"I well recall a conversation with an executive I hoped to interview about her astonishing productivity. I began our call with an assurance that I would not take much of her time. She laughed. 'Oh, I have all the time in the world,' she said."Most of us feel constantly behind, unsure how to escape feeling oppressed by busyness. Laura Vanderkam, unlike other time-management gurus, believes that in order to get more done, we must first feel like we have all the time in the world. Think about it: why haven't you trained for that 5K or read War and Peace? Probably because you feel beaten down by all the time you don't seem to have.In this book, Vanderkam reveals the seven counterintuitive principles the most time-free people have adopted. She teaches mindset shifts to help you feel calm on the busiest days and tools to help you get more done without feeling overwhelmed. You'll meet people such as... An elementary school principal who figured out how to spend more time mentoring teachers, ...
|Title||:||Off the Clock: Feel Less Busy While Getting More Done|
|Format Type||:||Kindle Edition|
|Number of Pages||:||256 pages|
|Status||:||Available For Download|
|Last checked||:||21 Minutes ago!|
Off the Clock: Feel Less Busy While Getting More Done Reviews
I have been a huge fan of Laura Vanderkam’s work
since her book 168 Hours. Her 100 Dreams List changes my life. Off The Clock is the perfect continuation of her philosophy on time. She breaks down the key steps to create moments that matter and how to take ownership of our lives so that they are accessible to anyone willing to do the work. If someone asks you on Monday morning what you did over the weekend and you can’t remember you MUST read this book.

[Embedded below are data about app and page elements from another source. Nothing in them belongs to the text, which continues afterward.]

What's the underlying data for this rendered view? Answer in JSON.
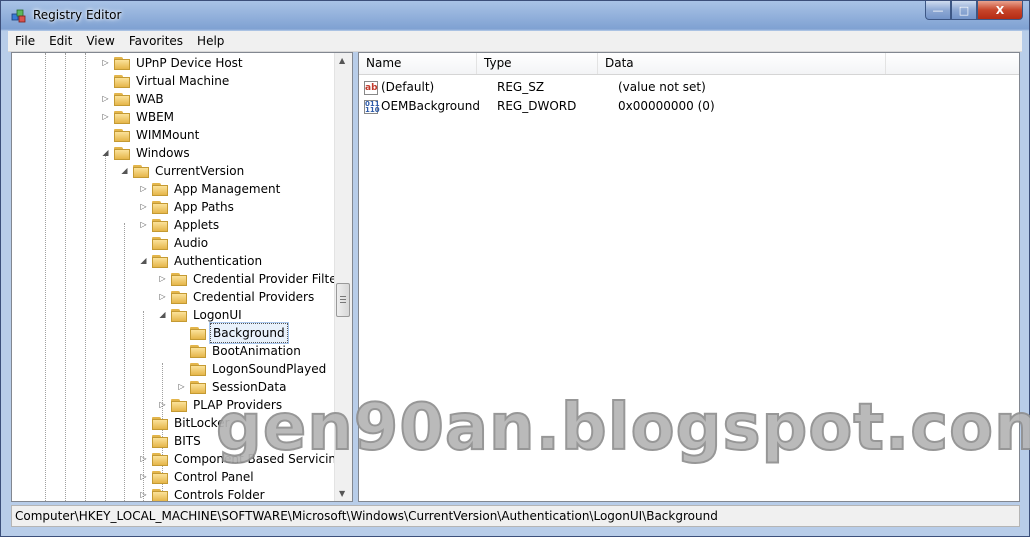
{
  "window": {
    "title": "Registry Editor",
    "minimize": "—",
    "maximize": "□",
    "close": "X"
  },
  "menu": [
    "File",
    "Edit",
    "View",
    "Favorites",
    "Help"
  ],
  "tree": [
    {
      "label": "UPnP Device Host",
      "depth": 0,
      "expander": "collapsed"
    },
    {
      "label": "Virtual Machine",
      "depth": 0,
      "expander": "none"
    },
    {
      "label": "WAB",
      "depth": 0,
      "expander": "collapsed"
    },
    {
      "label": "WBEM",
      "depth": 0,
      "expander": "collapsed"
    },
    {
      "label": "WIMMount",
      "depth": 0,
      "expander": "none"
    },
    {
      "label": "Windows",
      "depth": 0,
      "expander": "expanded"
    },
    {
      "label": "CurrentVersion",
      "depth": 1,
      "expander": "expanded"
    },
    {
      "label": "App Management",
      "depth": 2,
      "expander": "collapsed"
    },
    {
      "label": "App Paths",
      "depth": 2,
      "expander": "collapsed"
    },
    {
      "label": "Applets",
      "depth": 2,
      "expander": "collapsed"
    },
    {
      "label": "Audio",
      "depth": 2,
      "expander": "none"
    },
    {
      "label": "Authentication",
      "depth": 2,
      "expander": "expanded"
    },
    {
      "label": "Credential Provider Filters",
      "depth": 3,
      "expander": "collapsed"
    },
    {
      "label": "Credential Providers",
      "depth": 3,
      "expander": "collapsed"
    },
    {
      "label": "LogonUI",
      "depth": 3,
      "expander": "expanded"
    },
    {
      "label": "Background",
      "depth": 4,
      "expander": "none",
      "selected": true
    },
    {
      "label": "BootAnimation",
      "depth": 4,
      "expander": "none"
    },
    {
      "label": "LogonSoundPlayed",
      "depth": 4,
      "expander": "none"
    },
    {
      "label": "SessionData",
      "depth": 4,
      "expander": "collapsed"
    },
    {
      "label": "PLAP Providers",
      "depth": 3,
      "expander": "collapsed"
    },
    {
      "label": "BitLocker",
      "depth": 2,
      "expander": "none"
    },
    {
      "label": "BITS",
      "depth": 2,
      "expander": "none"
    },
    {
      "label": "Component Based Servicing",
      "depth": 2,
      "expander": "collapsed"
    },
    {
      "label": "Control Panel",
      "depth": 2,
      "expander": "collapsed"
    },
    {
      "label": "Controls Folder",
      "depth": 2,
      "expander": "collapsed"
    }
  ],
  "list": {
    "columns": [
      "Name",
      "Type",
      "Data"
    ],
    "rows": [
      {
        "icon": "string-value-icon",
        "badge": "ab",
        "name": "(Default)",
        "type": "REG_SZ",
        "data": "(value not set)"
      },
      {
        "icon": "binary-value-icon",
        "badge": "011 110",
        "name": "OEMBackground",
        "type": "REG_DWORD",
        "data": "0x00000000 (0)"
      }
    ]
  },
  "statusbar": {
    "path": "Computer\\HKEY_LOCAL_MACHINE\\SOFTWARE\\Microsoft\\Windows\\CurrentVersion\\Authentication\\LogonUI\\Background"
  },
  "watermark": "gen90an.blogspot.com",
  "colors": {
    "folder": "#e5b64a",
    "selection": "#e8f1fb",
    "titlebar": "#7fa1d2"
  }
}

I’ve been following Laura’s work for a year or two now, so I was expecting to like this book. But I more than liked it. The wisdom found within these pages is so simple yet profound. As I’ve found myself becoming busier over the years I’ve struggled to manage my time, often to the extent that I feel like I’m not getting anything done while also feeling like I’m not spending enough time with my family.

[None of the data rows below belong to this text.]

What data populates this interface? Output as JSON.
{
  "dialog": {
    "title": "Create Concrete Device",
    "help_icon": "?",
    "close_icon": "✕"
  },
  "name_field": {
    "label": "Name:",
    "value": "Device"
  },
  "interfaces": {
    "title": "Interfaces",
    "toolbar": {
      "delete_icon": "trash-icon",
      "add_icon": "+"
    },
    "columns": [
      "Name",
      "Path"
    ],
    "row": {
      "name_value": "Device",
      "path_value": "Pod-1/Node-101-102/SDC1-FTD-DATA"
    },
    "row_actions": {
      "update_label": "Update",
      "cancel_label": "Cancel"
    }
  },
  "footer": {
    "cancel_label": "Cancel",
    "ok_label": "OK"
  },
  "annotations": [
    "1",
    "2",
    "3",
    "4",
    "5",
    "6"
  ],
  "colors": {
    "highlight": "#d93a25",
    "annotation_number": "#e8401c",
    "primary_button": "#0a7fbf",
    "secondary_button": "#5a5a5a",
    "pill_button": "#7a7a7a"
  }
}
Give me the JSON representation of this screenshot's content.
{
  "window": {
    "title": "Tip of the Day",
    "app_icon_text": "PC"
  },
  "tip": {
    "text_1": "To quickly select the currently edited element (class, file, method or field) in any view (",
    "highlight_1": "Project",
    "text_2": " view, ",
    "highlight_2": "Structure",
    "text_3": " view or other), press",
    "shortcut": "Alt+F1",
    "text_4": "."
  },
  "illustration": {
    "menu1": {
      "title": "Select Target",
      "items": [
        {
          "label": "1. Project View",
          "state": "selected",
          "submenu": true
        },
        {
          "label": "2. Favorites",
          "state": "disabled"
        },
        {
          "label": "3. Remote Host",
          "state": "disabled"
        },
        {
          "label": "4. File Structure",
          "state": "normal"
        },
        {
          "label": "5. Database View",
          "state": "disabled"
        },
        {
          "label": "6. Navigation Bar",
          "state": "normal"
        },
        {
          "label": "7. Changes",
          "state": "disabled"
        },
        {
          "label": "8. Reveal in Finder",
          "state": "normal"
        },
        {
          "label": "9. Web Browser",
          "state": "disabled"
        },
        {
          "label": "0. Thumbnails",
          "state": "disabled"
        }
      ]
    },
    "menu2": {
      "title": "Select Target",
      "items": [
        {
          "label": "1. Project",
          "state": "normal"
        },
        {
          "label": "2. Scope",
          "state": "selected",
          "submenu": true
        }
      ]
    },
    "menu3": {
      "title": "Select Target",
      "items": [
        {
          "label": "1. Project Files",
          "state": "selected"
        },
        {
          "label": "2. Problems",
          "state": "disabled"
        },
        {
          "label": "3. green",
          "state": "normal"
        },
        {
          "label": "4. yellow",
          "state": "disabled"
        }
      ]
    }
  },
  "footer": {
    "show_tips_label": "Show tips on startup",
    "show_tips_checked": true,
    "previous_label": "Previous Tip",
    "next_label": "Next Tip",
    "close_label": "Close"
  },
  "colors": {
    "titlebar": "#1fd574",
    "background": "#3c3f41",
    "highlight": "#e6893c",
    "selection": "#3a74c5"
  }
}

In this book Laura shows us that yes, while we do need to get our book done, we have a lot more ...more
Fabulous ideas about how to make time "move slowly", I guess you could say. Why does time seem to fly by some days, but CRAWWWWL by on others? Can we consciously make time move slower by changing our mental perceptions of it? I love Vanderkam's books, and this one is great. I'd love to track my time/hours again, like I did after reading her 168 Hours. Some favorite thoughts (by Vanderkam, unless otherwise noted):
"Can we alter our perception of time by interacting with it in different ways? Can w ...more

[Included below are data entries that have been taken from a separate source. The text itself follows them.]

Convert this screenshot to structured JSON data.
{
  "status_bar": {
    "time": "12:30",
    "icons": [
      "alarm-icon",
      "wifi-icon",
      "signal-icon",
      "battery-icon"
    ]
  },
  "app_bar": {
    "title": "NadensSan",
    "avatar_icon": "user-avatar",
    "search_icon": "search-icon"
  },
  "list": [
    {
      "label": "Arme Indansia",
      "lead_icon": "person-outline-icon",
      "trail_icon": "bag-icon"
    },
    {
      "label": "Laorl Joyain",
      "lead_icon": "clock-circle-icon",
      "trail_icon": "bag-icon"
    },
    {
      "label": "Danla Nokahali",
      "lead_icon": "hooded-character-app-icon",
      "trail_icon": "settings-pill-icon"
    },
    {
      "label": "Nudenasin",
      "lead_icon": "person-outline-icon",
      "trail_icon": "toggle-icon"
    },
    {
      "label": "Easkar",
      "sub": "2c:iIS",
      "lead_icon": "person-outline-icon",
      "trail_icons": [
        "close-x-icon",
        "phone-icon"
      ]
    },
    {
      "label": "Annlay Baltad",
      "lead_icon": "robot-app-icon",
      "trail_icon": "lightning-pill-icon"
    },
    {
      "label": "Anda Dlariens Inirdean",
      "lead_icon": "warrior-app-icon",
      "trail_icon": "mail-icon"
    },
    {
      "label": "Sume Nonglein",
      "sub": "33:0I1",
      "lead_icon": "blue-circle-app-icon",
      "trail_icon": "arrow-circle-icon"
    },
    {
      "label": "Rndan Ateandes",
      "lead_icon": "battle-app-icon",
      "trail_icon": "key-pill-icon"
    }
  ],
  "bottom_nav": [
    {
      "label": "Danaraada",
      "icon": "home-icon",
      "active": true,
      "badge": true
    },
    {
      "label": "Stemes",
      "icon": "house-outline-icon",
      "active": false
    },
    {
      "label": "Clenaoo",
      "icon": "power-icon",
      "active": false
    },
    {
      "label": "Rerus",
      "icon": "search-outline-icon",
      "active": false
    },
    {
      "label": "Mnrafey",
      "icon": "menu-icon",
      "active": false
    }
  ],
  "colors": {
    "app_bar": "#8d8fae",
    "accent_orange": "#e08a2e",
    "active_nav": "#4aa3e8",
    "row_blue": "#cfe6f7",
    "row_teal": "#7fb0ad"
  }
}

Of course I would give our daughter a five star review! But in all honesty, I did enjoy reading her latest book. I have plenty of time in my retirement but it is still good to think about many of her suggestions--making time for friends, for fun, for memories, and for family! I like the idea of thinking about the anticipating and experiencing and remembering selves.
Right now we are in the middle of visiting all three children and seven grandchildren. We are experiencing good times and we will r ...more
I tried to read her book about 168 hours in a week, but got frustrated with the time tracking thing. (I'm already obsessive enough without filling in a grid of everything I do.)
But this book had some nice points to ponder, and so I will do that as I go about my life. Thinking about the people in my life and how to reach out to them....not in a networking kind of way, but in a caring way. I'm not looking to achieve success through relationships, but within them. I want to encourage others because ...more
Thought provoking AND entertaining
I really enjoyed this book. There are useful tips for making your time more meaningful and just the right amount of explanation for why it works. I thought it was very readable without a lot of excess or lulls in the action. Overall glad to have read it!
I really enjoyed this book. I recommend listening to the audiobook to hear Laura’s voice. As a full-time working mother of 2 young children, I gained a lot of insights as how to make better use of my time. We reread again the future for a refresher.
Although the approach was much different, this book has much in common with The ONE Thing. Keller’s book explained the idea behind the ONE Thing and detailed how it might be implemented. Off the Clock used stories, examples, and research data to make suggestions about how and what to prioritize. Together, the books have provided a lot to think about and, hopefully, act upon.